Car thieves often try to disable car alarms by delivering a high voltage surge to the electrical system. The surge blows the secondary fuses while leaving the starter fuse intact. After the secondary fuses are blown, the thief can start the car with ease. A car usually contains a number of fuses. The electric starter mechanism of a car has a high surge capacity before it is disabled. Secondary fuses have a lower voltage requirement before they disable secondary systems such as: lights, audio system, alarm system, or power locks. A thief can remove the electrical panel underneath the steering column, find two wires and deliver a surge from a compact battery having the appropriate voltage transformer attached to jumper cables. The present invention includes diodes 8 that insulate the pager reception and alarm system from surges. The diodes 8 can also redirect the surge voltage.

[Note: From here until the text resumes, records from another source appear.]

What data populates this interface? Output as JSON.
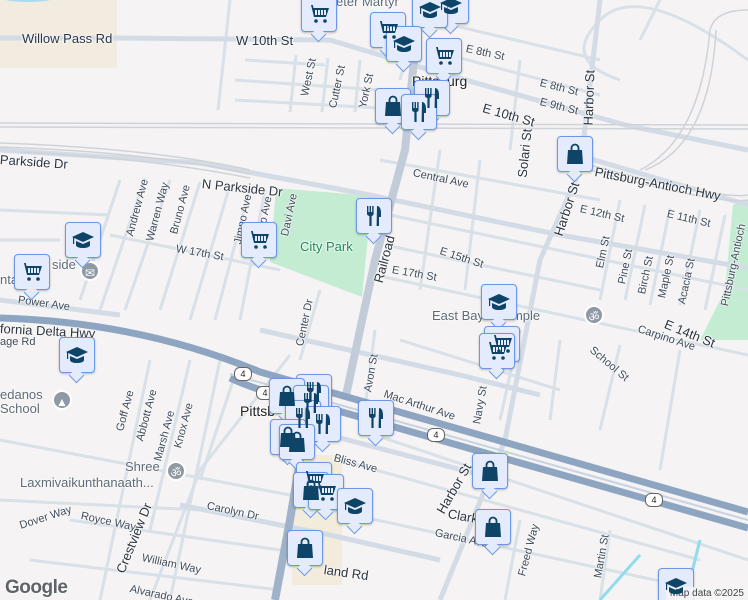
{
  "map": {
    "city_label": "Pittsburg",
    "city_label_2": "Pittsb",
    "park_label": "City Park",
    "streets": {
      "willow_pass": "Willow Pass Rd",
      "w10": "W 10th St",
      "e10": "E 10th St",
      "e8a": "E 8th St",
      "e8b": "E 8th St",
      "e9": "E 9th St",
      "harbor1": "Harbor St",
      "harbor2": "Harbor St",
      "harbor3": "Harbor St",
      "solari": "Solari St",
      "central": "Central Ave",
      "pah": "Pittsburg-Antioch Hwy",
      "pah2": "Pittsburg-Antioch",
      "e12": "E 12th St",
      "e11": "E 11th St",
      "e15": "E 15th St",
      "e17": "E 17th St",
      "e14": "E 14th St",
      "railroad": "Railroad",
      "west": "West St",
      "cutter": "Cutter St",
      "york": "York St",
      "parkside": "Parkside Dr",
      "nparkside": "N Parkside Dr",
      "andrew": "Andrew Ave",
      "warren": "Warren Way",
      "bruno": "Bruno Ave",
      "jimno": "Jimno Ave",
      "lio": "lio Ave",
      "davi": "Davi Ave",
      "w17": "W 17th St",
      "elm": "Elm St",
      "pine": "Pine St",
      "birch": "Birch St",
      "maple": "Maple St",
      "acacia": "Acacia St",
      "power": "Power Ave",
      "cadelta": "fornia Delta Hwy",
      "age": "age Rd",
      "center": "Center Dr",
      "avon": "Avon St",
      "carpino": "Carpino Ave",
      "school": "School St",
      "macarthur": "Mac Arthur Ave",
      "navy": "Navy St",
      "goff": "Goff Ave",
      "abbott": "Abbott Ave",
      "marsh": "Marsh Ave",
      "knox": "Knox Ave",
      "bliss": "Bliss Ave",
      "carolyn": "Carolyn Dr",
      "dover": "Dover Way",
      "royce": "Royce Way",
      "crestview": "Crestview Dr",
      "william": "William Way",
      "alvarado": "Alvarado Ave",
      "land": "land Rd",
      "clark": "Clark",
      "garcia": "Garcia Ave",
      "freed": "Freed Way",
      "martin": "Martin St"
    },
    "pois": {
      "peter": "eter Martyr",
      "parkside_school_1": "side",
      "parkside_school_2": "nta  hool",
      "medanos_1": "edanos",
      "medanos_2": "School",
      "shree_1": "Shree",
      "shree_2": "Laxmivaikunthanaath...",
      "temple": "East Bay    u Temple"
    },
    "highway_shield": "4",
    "logo": "Google",
    "attribution": "Map data ©2025"
  },
  "colors": {
    "pin_bg": "#e3ebfc",
    "pin_border": "#6a97e6",
    "pin_icon": "#0d4468",
    "highway": "#8ea5c2",
    "park": "#c3ecd2"
  }
}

An expensive car without a traditional alarm can raise the suspicions of a car thief. A cautious car thief may suspect a silent or latent alarm and attempt to deliver a prophylactic surge to the car's electrical system. The Parker system can be modified to detect a surge, trigger the engine ignition lock, and activate the alarm.
A car thief can also disable a car alarm by physically opening the hood and disconnecting certain parts of the car alarm or car battery. The hood lock prevents the disabling of the alarm in this manner.
After the owner has recovered the vehicle, the owner can dial the system with a code off such as 2222 to reactivate the vehicle's normal operations. Other codes can control other functions in the car. A code 3333 for example, can unlock the doors to aid in car recovery. There can be a plurality of codes. Also, a plurality of pagers can be used instead of a plurality of codes. The system can also be reduced to an integrated circuit, although relays are preferred for their resistance to surges.
The present invention uses a pager receiver in a car to actuate certain functions. The preferred embodiment has a pager sending a 1.5V signal to a 1.5V relay that actuate the second relay 119 to interrupt the feedback loop 69. This resumes normal operations of the car by deactivating the hood lock 120, engine starter disabling relay 117, and flasher 150. Because most car owners have cell phones, it is easy to activate and deactivate the vehicle. A car owner can activate and test the system even when the engine is not running.